Lowers fasting blood sugar: In another study of people with type 2 diabetes, the group that took apple cider vinegar with a high-protein evening snack had twice the decrease in fasting blood sugar as those in the placebo group.
Improves PCOS symptoms: In a small study of women with polycystic ovary syndrome (PCOS) who took vinegar for 90–110 days, four out of seven women resumed ovulation, likely due to improved insulin sensitivity.
Decreases cholesterol levels: Studies in diabetic and normal rats and mice found that it increased HDL (the “good”) cholesterol. It also reduced LDL (the “bad”) cholesterol and triglycerides.
Lowers blood pressure: Animal studies suggest that vinegar may decrease blood pressure by inhibiting the enzyme responsible for constricting blood vessels.
Kills harmful bacteria and viruses: Vinegar has been shown to fight bacteria that can cause food poisoning, including E. coli. One study found that vinegar reduced numbers of certain bacteria by 90 percent and some viruses by 95 percent.
There are a few ways to include apple cider vinegar in your diet.
An easy method is to use it with olive oil as a salad dressing. This is particularly tasty with leafy greens, cucumbers and tomatoes.
It can also be used for pickling vegetables, or you can simply mix it into water and drink it.
The amount of apple cider vinegar used for weight loss is 1-2 tablespoons (15-30 ml) per day, mixed with water.
It is best to spread this out into 2-3 doses throughout the day, and it may be best to drink it before meals.
Taking more than this isn’t recommended because of potentially harmful effects at higher dosages. It’s also best to start off with 1 teaspoon (5 ml) and see how you tolerate it.
Do not take more than 1 tablespoon (15 ml) at a time, because taking too much at one sitting may cause nausea.
Although taking apple cider vinegar in tablet form may seem like a good idea, this doesn’t seem to be the case. In one instance, a woman suffered throat burns after an apple cider vinegar tablet became lodged in her esophagus.
At the end of the day, taking a moderate amount of apple cider vinegar appears to promote weight loss and provide a number of other health benefits.
Other types of vinegar may provide similar benefits, although those with lower acetic acid content might have less potent effects.

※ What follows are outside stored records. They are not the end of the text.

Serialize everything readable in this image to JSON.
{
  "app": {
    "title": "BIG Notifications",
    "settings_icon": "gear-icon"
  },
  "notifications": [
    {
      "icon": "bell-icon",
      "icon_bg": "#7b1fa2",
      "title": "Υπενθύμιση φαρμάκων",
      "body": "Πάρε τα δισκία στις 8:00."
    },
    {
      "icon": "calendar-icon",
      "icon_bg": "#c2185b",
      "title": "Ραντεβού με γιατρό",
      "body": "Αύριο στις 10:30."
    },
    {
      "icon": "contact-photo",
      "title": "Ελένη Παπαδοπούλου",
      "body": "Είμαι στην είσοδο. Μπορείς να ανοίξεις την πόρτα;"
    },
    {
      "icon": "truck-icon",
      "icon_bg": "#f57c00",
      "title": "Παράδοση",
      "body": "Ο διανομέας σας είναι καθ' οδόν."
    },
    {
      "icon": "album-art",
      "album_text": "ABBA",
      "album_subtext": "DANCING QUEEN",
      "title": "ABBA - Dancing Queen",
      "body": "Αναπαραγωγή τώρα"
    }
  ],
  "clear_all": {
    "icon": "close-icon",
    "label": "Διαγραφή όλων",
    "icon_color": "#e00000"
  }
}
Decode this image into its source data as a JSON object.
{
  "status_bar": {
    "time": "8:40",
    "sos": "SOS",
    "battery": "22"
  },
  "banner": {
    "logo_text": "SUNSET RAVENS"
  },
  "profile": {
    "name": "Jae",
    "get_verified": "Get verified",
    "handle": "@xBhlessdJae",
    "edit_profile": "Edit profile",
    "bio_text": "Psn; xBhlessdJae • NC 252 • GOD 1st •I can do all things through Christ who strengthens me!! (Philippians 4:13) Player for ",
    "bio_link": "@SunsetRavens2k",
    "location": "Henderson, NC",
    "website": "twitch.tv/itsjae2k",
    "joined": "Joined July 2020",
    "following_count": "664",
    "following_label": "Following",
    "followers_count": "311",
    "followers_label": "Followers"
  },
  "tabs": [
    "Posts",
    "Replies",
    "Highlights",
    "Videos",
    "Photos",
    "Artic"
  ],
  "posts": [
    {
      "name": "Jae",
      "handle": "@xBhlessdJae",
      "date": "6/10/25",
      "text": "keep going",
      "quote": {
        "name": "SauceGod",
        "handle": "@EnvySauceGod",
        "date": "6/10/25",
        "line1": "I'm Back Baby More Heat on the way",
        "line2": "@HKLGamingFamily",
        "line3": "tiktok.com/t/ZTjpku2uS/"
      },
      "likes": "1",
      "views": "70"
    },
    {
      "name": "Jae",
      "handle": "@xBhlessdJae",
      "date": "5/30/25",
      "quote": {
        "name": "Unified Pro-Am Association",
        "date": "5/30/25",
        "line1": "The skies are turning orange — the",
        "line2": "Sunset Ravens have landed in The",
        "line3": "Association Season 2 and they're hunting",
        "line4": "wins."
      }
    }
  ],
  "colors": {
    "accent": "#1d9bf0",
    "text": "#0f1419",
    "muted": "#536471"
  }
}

Franziska Spritzler has a BSc in nutrition and dietetics. She is a Registered Dietitian and Certified Diabetes Educator with expertise in carbohydrate-restricted diets for diabetes and weight management. •